▸ Exercise prompt: Within the records below, filter for lines carrying the word "Trinkgeld" and copy them.

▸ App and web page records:
***
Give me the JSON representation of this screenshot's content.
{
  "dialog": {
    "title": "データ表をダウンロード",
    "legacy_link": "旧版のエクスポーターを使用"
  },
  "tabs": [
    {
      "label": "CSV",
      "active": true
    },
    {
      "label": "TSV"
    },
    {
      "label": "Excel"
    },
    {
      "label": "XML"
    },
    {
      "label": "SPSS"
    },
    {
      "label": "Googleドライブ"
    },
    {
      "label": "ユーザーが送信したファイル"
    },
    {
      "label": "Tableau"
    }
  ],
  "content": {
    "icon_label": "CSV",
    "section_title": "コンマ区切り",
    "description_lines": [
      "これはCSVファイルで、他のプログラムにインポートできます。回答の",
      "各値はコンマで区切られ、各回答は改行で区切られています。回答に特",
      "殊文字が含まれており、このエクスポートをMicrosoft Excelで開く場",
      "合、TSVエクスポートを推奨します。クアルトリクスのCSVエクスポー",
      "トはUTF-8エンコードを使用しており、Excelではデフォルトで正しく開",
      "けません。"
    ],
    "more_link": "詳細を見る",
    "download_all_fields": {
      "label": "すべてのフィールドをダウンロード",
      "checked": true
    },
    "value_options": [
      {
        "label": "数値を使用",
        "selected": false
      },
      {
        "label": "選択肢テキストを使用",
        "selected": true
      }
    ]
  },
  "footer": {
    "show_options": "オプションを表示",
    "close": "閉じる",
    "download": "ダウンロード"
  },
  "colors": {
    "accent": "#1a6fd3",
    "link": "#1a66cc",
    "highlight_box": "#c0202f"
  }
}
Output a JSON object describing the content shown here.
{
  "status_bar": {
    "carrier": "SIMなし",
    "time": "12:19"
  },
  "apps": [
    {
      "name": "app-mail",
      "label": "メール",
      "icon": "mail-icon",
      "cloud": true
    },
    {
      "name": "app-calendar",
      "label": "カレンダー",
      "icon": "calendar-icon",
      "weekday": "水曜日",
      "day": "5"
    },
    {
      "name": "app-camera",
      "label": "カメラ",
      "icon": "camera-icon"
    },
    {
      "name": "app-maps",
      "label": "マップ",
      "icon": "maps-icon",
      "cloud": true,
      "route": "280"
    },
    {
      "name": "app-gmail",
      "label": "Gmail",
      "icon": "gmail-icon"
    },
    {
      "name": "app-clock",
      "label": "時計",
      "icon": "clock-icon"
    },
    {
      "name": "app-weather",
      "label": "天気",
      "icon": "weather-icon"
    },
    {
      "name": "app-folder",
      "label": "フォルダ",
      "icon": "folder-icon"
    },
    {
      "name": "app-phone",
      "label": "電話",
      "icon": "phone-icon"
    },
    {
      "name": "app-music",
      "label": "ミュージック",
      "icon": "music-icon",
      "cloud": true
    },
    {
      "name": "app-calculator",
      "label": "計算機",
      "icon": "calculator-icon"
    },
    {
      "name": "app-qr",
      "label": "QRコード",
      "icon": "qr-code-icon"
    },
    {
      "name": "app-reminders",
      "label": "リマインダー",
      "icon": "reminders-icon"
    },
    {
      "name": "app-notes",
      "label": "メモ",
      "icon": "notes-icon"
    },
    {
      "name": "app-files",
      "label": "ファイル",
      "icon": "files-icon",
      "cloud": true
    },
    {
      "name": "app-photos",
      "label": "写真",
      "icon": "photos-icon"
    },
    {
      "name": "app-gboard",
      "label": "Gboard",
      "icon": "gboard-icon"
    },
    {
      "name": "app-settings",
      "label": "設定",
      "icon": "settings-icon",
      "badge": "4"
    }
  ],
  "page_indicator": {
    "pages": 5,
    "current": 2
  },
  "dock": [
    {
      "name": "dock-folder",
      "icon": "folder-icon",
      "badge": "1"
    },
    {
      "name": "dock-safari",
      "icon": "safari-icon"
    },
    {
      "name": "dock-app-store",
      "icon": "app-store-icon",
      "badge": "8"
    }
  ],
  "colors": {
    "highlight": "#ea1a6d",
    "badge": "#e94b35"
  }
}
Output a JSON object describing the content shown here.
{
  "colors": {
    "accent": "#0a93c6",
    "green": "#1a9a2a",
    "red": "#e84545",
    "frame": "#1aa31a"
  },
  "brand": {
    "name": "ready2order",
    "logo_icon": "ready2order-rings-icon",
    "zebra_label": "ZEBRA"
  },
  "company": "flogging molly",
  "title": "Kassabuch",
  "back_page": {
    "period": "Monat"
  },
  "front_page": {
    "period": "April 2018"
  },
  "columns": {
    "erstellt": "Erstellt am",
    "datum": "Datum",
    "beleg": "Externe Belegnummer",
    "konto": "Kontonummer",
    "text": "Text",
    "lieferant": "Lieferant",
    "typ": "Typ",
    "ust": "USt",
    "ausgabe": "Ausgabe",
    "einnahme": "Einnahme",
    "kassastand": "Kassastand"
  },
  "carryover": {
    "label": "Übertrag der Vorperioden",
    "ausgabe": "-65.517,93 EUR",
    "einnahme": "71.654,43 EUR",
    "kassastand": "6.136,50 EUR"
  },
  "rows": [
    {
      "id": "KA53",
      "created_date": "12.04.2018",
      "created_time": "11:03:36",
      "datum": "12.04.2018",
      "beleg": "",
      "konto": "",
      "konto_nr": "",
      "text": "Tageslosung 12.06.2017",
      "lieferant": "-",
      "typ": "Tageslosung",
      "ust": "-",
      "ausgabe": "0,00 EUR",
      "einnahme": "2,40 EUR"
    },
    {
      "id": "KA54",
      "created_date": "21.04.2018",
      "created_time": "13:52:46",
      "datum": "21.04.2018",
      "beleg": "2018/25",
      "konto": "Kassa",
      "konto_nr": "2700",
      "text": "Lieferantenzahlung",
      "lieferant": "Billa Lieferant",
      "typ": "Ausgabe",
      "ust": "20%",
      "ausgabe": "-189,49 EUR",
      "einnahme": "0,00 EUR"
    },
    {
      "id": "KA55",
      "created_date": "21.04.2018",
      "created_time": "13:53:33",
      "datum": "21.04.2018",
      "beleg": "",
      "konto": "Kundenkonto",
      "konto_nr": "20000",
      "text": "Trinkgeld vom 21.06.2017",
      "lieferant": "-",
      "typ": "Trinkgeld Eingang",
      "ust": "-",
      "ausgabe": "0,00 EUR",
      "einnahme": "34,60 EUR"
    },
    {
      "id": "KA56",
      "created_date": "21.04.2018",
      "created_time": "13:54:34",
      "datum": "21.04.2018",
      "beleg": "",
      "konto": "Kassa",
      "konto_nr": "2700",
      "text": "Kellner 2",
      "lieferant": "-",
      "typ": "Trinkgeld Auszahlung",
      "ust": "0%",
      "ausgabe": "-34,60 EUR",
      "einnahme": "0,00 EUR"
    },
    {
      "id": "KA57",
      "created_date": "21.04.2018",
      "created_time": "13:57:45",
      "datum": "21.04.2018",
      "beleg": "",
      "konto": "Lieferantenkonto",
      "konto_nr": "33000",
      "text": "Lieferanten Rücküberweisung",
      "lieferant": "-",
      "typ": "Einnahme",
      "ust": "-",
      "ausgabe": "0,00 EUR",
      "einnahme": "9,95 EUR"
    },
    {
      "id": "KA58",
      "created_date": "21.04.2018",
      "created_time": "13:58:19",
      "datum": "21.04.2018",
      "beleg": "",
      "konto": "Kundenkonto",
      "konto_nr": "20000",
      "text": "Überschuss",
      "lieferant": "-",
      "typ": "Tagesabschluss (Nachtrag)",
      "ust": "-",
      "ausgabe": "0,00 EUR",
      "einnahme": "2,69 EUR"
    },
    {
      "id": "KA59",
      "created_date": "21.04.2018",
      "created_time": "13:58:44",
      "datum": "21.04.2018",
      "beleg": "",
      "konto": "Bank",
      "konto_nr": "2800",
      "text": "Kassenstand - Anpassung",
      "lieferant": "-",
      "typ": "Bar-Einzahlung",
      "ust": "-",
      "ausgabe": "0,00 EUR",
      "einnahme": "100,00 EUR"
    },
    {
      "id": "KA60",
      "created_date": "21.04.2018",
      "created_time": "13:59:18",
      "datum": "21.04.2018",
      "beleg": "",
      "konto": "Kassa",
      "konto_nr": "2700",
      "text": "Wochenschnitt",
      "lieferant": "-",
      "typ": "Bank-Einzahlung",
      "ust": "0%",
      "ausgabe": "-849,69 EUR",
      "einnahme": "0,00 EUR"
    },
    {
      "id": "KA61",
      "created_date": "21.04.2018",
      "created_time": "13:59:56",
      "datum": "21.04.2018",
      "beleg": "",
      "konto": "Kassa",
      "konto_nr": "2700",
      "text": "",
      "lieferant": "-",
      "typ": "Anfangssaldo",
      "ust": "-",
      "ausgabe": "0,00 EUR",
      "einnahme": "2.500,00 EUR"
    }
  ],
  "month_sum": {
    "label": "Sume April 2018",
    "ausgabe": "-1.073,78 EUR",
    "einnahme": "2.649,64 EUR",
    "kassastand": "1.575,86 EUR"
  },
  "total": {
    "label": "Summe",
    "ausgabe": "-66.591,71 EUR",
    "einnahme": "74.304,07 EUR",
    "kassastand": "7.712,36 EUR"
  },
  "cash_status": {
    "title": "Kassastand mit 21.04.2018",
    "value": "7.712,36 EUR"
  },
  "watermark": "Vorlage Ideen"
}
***
▸ Solution to this problem:
      "text": "Trinkgeld vom 21.06.2017",
      "typ": "Trinkgeld Eingang",
      "typ": "Trinkgeld Auszahlung",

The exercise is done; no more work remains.